A casino is a place where people can play games of chance. These include slot machines, poker, blackjack, baccarat, roulette, and more. While these games are based on chance, there is also skill involved in winning them. The name casino comes from a Latin word that means “house of pleasure.” This is an apt description for this type of establishment. Many modern casinos combine gaming facilities with food, drink, and performance venues. They are popular attractions for both locals and tourists.
Gambling in some form or another has been a part of almost every society throughout history. The ancient Egyptians, Greeks, and Romans all played games of chance. Even today, lottery tickets and coin flipping are forms of gambling. In addition, many people gamble on sports teams and individual athletes. Casinos are the most famous places to wager money on these activities.
Unlike most other businesses, casinos are often subject to special scrutiny and regulation. This is due to their high-stakes nature and the fact that they can attract organized crime figures. Mob money was crucial to the growth of the Las Vegas and Reno casino industries in the 1950s, but mobsters were not content with simply funding these new enterprises. They wanted a piece of the action, and many ended up taking sole or partial ownership of some casinos.
In order to keep customers happy, casinos often offer free food and drinks. They may also give out complimentary hotel rooms, shows, or airline tickets to big spenders. These perks are known as comps, and they help casinos offset the high costs of running a casino. During the 1970s, many American casinos used these perks to maximize their revenue.
Casinos have also developed sophisticated security measures to prevent cheating and other types of fraud. They use surveillance systems that allow security personnel to monitor the activities of patrons from a central control room. In addition, some casinos employ electronic systems that track bets and payouts to spot suspicious patterns. These systems are used by both live and automated dealers.

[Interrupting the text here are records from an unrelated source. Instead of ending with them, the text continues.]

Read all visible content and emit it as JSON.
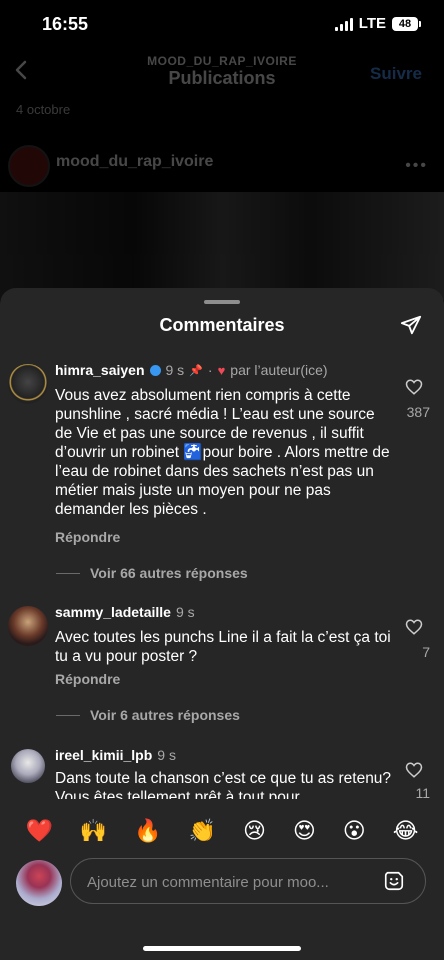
{
  "status_bar": {
    "time": "16:55",
    "network": "LTE",
    "battery": "48"
  },
  "background": {
    "nav_subtitle": "MOOD_DU_RAP_IVOIRE",
    "nav_title": "Publications",
    "follow": "Suivre",
    "date": "4 octobre",
    "post_user": "mood_du_rap_ivoire"
  },
  "sheet": {
    "title": "Commentaires",
    "comments": [
      {
        "user": "himra_saiyen",
        "time": "9 s",
        "author_like": "par l’auteur(ice)",
        "text": "Vous avez absolument rien compris à cette punshline , sacré média !  L’eau est une source de Vie et pas une source de revenus , il suffit d’ouvrir un robinet 🚰pour boire . Alors mettre de l’eau de robinet dans des sachets n’est pas un métier mais juste un moyen pour ne pas demander les pièces .",
        "reply": "Répondre",
        "likes": "387",
        "more_replies": "Voir 66 autres réponses"
      },
      {
        "user": "sammy_ladetaille",
        "time": "9 s",
        "text": "Avec toutes les punchs Line il a fait la c’est ça toi tu a vu pour poster ?",
        "reply": "Répondre",
        "likes": "7",
        "more_replies": "Voir 6 autres réponses"
      },
      {
        "user": "ireel_kimii_lpb",
        "time": "9 s",
        "text": "Dans toute la chanson c’est ce que tu as retenu? Vous êtes tellement prêt à tout pour",
        "likes": "11"
      }
    ],
    "emojis": [
      "❤️",
      "🙌",
      "🔥",
      "👏",
      "😢",
      "😍",
      "😮",
      "😂"
    ],
    "input_placeholder": "Ajoutez un commentaire pour moo..."
  }
}
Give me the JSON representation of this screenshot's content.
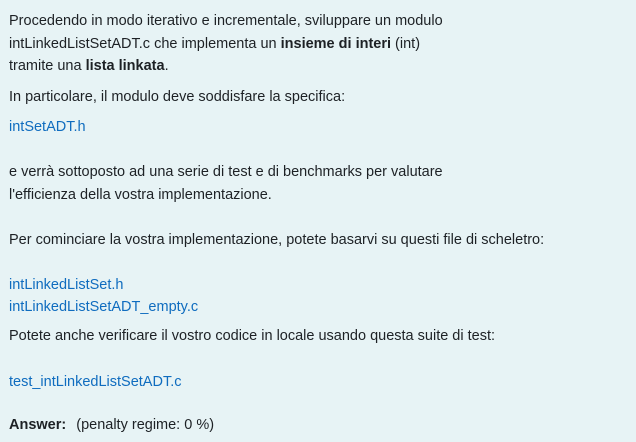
{
  "question": {
    "intro_1": "Procedendo in modo iterativo e incrementale, sviluppare un modulo",
    "intro_2_prefix": "intLinkedListSetADT.c che implementa un ",
    "intro_2_bold": "insieme di interi",
    "intro_2_suffix": " (int)",
    "intro_3_prefix": "tramite una ",
    "intro_3_bold": "lista linkata",
    "intro_3_suffix": ".",
    "spec_text": "In particolare, il modulo deve soddisfare la specifica:",
    "spec_link": "intSetADT.h",
    "test_text_1": "e verrà sottoposto ad una serie di test e di benchmarks per valutare",
    "test_text_2": "l'efficienza della vostra implementazione.",
    "skeleton_text": "Per cominciare la vostra implementazione, potete basarvi su questi file di scheletro:",
    "skeleton_link_1": "intLinkedListSet.h",
    "skeleton_link_2": "intLinkedListSetADT_empty.c",
    "verify_text": "Potete anche verificare il vostro codice in locale usando questa suite di test:",
    "test_link": "test_intLinkedListSetADT.c"
  },
  "answer": {
    "label": "Answer:",
    "penalty": "(penalty regime: 0 %)"
  }
}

The casino industry is important to the economy in many ways, including creating jobs and generating tax revenue. In addition, it can stimulate the economy by encouraging people to visit restaurants and other entertainment venues located near the casino. However, some states have placed heavy taxes on casino operations, which can make it difficult for them to break even. The taxation of casino operations is a complicated issue, and it is important to understand how different states treat this type of business.